Like everyone else around the world with access to news, I watched with horror while raw crude spewed up from the depths of the Gulf of Mexico, then as it spread across and below the surface in great oxygen-depleting plumes, and then as it flowed ashore in wave after endless wave of suffocating slime. Months later, the oil spill largely has disappeared from the 24-hour news cycle. The immediacy of the spill's impact has dissipated, but the disaster raises an important discussion about poverty, crime and equality. These are the very issues that make me aware of climate change in the first place.
As director of the Peter-Paul Development Center in Church Hill and vicar of St. Peter's Episcopal Church across the street, I've dedicated much of my life to combating the crushing poverty of this area by providing opportunities and alternative pathways for the children and families forsaken in this community. My work in this area makes me an unlikely voice in the global climate-change debate. But there's a connection between the issues we experience every day in this community and how we as a nation get our energy. I don't consider myself an environmentalist, but the magnitude of the threat of global climate change is so large that even those who don't usually consider themselves environmentalists must begin to respond.
When you're poor, your voice is difficult to hear over the booming sound of powerful, well-funded and organized interests. Here's a brief tour of what that means to a place like Church Hill: An elementary school is built on top of a landfill near Whitcomb Court, and operates for countless generations. At one point the school is vacated because of high methane levels. Later an open-flame methane burner is installed, the kids return and the school continues to operate.

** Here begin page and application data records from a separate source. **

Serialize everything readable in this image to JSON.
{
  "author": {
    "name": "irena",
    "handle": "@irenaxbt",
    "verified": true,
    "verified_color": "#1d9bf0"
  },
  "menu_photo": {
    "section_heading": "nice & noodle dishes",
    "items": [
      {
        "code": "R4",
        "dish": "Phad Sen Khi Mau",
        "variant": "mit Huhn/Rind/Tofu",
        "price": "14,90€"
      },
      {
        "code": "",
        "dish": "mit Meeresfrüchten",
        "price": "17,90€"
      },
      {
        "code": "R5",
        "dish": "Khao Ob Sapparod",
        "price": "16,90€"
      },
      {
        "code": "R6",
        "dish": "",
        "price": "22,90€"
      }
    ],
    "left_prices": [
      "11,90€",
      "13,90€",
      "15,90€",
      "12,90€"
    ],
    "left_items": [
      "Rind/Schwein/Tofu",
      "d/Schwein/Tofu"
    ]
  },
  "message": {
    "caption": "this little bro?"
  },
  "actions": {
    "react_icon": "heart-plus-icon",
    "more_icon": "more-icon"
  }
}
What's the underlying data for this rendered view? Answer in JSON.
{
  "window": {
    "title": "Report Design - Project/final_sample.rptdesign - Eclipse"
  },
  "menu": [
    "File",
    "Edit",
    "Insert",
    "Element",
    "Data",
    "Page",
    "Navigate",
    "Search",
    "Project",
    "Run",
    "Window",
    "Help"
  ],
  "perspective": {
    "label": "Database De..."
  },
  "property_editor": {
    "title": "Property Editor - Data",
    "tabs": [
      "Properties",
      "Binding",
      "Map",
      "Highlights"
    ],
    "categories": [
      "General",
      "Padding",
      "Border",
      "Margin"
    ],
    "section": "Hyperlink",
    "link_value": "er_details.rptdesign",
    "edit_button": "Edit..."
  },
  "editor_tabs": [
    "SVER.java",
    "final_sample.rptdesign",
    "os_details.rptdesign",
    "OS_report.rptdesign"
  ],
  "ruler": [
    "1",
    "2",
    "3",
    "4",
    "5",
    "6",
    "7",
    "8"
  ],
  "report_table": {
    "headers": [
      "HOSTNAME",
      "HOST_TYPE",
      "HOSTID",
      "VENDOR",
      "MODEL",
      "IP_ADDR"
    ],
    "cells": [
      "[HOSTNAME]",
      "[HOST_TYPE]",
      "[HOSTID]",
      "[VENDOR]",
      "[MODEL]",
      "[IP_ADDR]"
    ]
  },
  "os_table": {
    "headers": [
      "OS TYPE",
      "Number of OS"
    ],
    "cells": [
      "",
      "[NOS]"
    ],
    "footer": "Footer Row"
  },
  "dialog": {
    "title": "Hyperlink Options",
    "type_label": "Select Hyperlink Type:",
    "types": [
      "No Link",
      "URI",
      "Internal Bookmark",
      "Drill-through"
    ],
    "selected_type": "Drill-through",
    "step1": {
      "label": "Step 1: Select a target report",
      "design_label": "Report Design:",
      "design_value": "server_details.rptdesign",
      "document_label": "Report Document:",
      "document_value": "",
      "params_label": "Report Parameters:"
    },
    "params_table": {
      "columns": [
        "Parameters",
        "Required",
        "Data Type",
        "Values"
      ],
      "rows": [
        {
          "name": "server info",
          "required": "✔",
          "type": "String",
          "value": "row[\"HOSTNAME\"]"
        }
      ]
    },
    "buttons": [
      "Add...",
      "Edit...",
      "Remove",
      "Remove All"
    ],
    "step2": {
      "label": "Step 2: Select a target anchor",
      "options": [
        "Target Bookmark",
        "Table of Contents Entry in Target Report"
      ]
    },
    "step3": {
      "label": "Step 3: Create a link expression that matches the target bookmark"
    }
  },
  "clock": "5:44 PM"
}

Lung cancer is rising among our aging community members and more of our kids are born with asthma and other airborne respiratory allergies each year because of rising environmental pollution. Billions in tax revenue is given away to businesses while health-care access for these kids gets cut back.
The point is this: We aren't all affected equally by the economic decisions we make, including our decisions to pursue cheap energy, whatever the cost to our environment, our health and our neighbors. The BP oil disaster is only the most recent and obvious reminder that in order to satisfy our need for cheap electricity, we're willing to risk entire communities and ways of life. In this sense, our destruction isn't merely environmental; it is cultural and willful. And we've built our energy infrastructure on the backs of the world's poorest people.
There are two paths forward, and both are critical to the future of Church Hill as well as the African-American community at large. The first is inaction. We can continue to ignore the threat of climate change, to disregard what our books of faith tell us about our role as stewards of God's creation. Over time, heat waves will grow hotter and longer, and more of our neighbors and family will fall prey to heat stroke. Those on the margins of age, the young and the elderly, will get sicker over time. As the needs of the community grow, the ability to provide remains the same, and crime will increase.
The alternative choice, to take action, comes in two parts. First, it takes action in our personal lives and our communities. We have to be real and honest. We must understand how the choices we make locally affect people who aren't directly parts of those decisions. It happens with the more flat-screen televisions we hook up, draining power off the grid even when they aren't turned on. With the more we cut off the mountaintops in rural Appalachia to extract the coal we need to make more electricity — polluting streams, killing fish and choking off our air. With every mile we drive on cheap gas, the deeper we have to drill.
We need multiple farmers' markets in areas where fresh produce choices are limited and incidences of diabetes, heart disease, high blood pressure and obesity are high.
But let's be real: It's also going to require change from state and federal legislators. We need to attach a price to pollution so that our entire society will realize the all-too-real costs of fossil fuels and create a healthy energy future for our nation.
In this future, clean and renewable energy grows throughout the state, bringing good jobs with it. Shipping and manufacturing careers (not just jobs) return because the energy — and subsequently pollution — involved in sending it from here to China and back is more costly. Air pollution is reduced, and our families live longer, fuller lives. Food deserts are eliminated, because it's cheaper to grow local fruits and vegetables than it is to import them from California and South America. It's a future in which the needs of the community may grow, but our ability to provide outpaces that need.
The choice for me is obvious, but it's going to take all of us waking up to the reality that climate change isn't some faraway environmental issue. It's local and human. And because we're both of those as well, it's also our responsibility. We must educate our children, design and create ways of fueling our economy beyond what they've learned for generations. We must think, and grow, into a green economy.
The Rev. Lynne Washington is an Episcopal priest and executive director of the Peter Paul Development Center. Contact her at firstname.lastname@example.org.
Opinions expressed are those of the writer and not necessarily those of Style Weekly.